So a cool paper came out a while back about using plots when attempting to construct stories as a mode of communicating in Earth Science. I cannot, as always, emphasise my frustration when someone writes an article that’s supposed to be broadly educational, and sticks it behind a paywall. In this case, it might have reached the target audience of practising institutionalised Earth scientists (hello), but not the many who aren’t fortunate to have a subscription.
Jon began university life as a geologist, following this with a treacherous leap into the life sciences with a course in biodiversity and taxonomy. Now undertaking a PhD in tetrapod biodiversity and extinction at Imperial College London, there was a brief interlude were Jon was sucked into the world of science policy and communication. He blogs at http://blogs.egu.eu/palaeoblog/, tweets as Protohedgehog and co-runs an [infamous, probably] podcast series called Palaeocast. Jon can usually be found procrastinating in pubs, trying to exchange bad science, usually about dinosaurs, in exchange for food and beer.
Tell us a bit about you and your social media project
I’m currently a PhD student at Imperial College London, investigating the biodiversity patterns of tetrapods (anything with four limbs/wings/flippers) about 145 million years ago to see what we can figure out in a macroevolutionary sense, and whether we can find a ‘hidden’ mass extinction in the fossil record. I commit some of my time to 3 major social media platforms: blogging, tweeting, and podcasting, with a bit of Facebook, LinkedIn, Google+ and others on the side. These activities are less of a project, per se, and more just stuff I do in parallel, and often with overlap, with my PhD research.
I recently wrote a small series about how geoscientists can become more effective communicators of scientific knowledge to the general public, and the pitfalls and issues associated with this. The overall strategy revolved around using the right type of language, along with a context and narrative to create relevant stories, but above all this, to just go out there and do it! That’s exactly what Imran Rahman has done, except he’s gone a huge step further taken palaeontology and science communication into the digital age!

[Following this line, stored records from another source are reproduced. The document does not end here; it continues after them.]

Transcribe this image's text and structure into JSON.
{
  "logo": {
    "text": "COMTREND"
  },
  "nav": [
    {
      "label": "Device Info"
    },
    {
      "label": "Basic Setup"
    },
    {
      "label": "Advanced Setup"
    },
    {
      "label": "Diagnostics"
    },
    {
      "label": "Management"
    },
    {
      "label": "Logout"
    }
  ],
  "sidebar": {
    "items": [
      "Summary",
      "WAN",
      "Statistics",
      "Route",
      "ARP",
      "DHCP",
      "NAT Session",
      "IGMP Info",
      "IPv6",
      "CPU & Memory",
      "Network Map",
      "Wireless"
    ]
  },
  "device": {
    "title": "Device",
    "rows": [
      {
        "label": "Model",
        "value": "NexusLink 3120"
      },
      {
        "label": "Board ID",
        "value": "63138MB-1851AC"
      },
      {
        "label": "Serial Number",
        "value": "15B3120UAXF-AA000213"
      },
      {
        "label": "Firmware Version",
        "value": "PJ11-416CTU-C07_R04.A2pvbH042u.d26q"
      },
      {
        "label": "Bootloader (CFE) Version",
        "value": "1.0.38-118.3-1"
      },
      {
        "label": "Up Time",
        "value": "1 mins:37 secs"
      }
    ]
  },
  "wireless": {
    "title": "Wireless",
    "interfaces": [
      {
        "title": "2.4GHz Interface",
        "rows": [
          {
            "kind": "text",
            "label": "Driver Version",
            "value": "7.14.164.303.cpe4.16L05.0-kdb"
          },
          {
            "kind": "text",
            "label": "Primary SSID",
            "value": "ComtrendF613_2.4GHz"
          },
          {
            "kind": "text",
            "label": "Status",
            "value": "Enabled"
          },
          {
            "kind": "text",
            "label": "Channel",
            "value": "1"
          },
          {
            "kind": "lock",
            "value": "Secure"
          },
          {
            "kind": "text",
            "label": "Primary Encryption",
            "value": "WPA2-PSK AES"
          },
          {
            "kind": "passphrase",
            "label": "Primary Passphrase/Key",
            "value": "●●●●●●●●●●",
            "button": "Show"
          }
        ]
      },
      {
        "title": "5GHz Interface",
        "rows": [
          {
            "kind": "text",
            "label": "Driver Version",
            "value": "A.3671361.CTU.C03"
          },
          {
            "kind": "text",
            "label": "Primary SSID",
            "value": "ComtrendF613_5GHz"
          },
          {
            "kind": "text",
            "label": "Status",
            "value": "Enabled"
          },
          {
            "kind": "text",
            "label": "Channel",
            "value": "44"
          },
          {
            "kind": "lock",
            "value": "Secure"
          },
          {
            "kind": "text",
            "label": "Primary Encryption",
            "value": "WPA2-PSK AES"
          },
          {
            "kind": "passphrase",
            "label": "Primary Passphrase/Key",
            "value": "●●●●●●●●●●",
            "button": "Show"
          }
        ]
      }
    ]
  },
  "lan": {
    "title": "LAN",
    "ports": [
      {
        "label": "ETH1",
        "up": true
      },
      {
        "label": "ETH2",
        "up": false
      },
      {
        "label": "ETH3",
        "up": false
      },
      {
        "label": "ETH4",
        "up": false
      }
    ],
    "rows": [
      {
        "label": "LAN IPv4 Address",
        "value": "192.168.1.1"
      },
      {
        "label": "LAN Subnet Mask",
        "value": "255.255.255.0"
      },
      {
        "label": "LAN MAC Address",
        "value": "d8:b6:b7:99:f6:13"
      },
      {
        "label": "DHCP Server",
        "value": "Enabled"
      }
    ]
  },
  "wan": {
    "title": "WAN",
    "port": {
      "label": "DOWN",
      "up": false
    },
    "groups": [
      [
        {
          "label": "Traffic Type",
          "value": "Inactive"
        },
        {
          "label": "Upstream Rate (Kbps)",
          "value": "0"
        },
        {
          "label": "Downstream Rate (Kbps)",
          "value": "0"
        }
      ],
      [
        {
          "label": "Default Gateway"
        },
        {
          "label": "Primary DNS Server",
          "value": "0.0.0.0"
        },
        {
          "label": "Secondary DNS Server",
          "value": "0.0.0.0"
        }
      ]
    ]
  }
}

In a new paper, Imran, along with two others, demonstrates the value of using ‘virtual fossils’ as a tool for science communication, I guess specifically to palaeontology, but there’s no reason why other fields cannot adopt (or already have done) similar methods. The use of digital palaeontology has been ongoing for quite a while now within the scientific community, with virtual reconstructions ranging from hadrosaur skulls using CT-scanning (computed tomography – the same process they use to peer inside you in hosptials) to early molluscs and arthropods using a process known as serial grinding. As such, it is pervasive throughout palaeontology, but has never really taken flight and been introduced to the public as an engagement resource.
Throughout this series, I have highlighted the pitfalls and issues associated with effective communication of scientific knowledge to and with the public. This has largely been fueled by a recent paper highlighting these points as stepping stones and hurdles which scientists face and can develop upon to create strategies for becoming better at public communication. However, I’ve yet to offer any kind of solution.
Yesterday, I wrote briefly about the way in which geoscientists can use different plots to help them reconstruct scientific information into a digestible narrative format, taking on the style of a refashioned ‘story’. Continuing to draw upon the analysis by Iain Stewart and Ted Nield, this post will focus on how developing a narrative and particular language can help researchers to ‘talk geoscience’ in a more engaging manner.
To reiterate the actual issue, I’m going to steal a quote from the Stewart and Nield paper citing the geoscientist and science writer Rex Buchanan (it’s like he was made to be a geoscientist with a name like that..):
“We do a mediocre job of helping adults to learn about and appreciate science. Many of the science stories that I read in newspapers or try to watch on television aren’t very engaging. Some are too long, and many seem irrelevant. Popular science often seems like castor oil – some we should take because it’s good for us, not because we want too” (2005)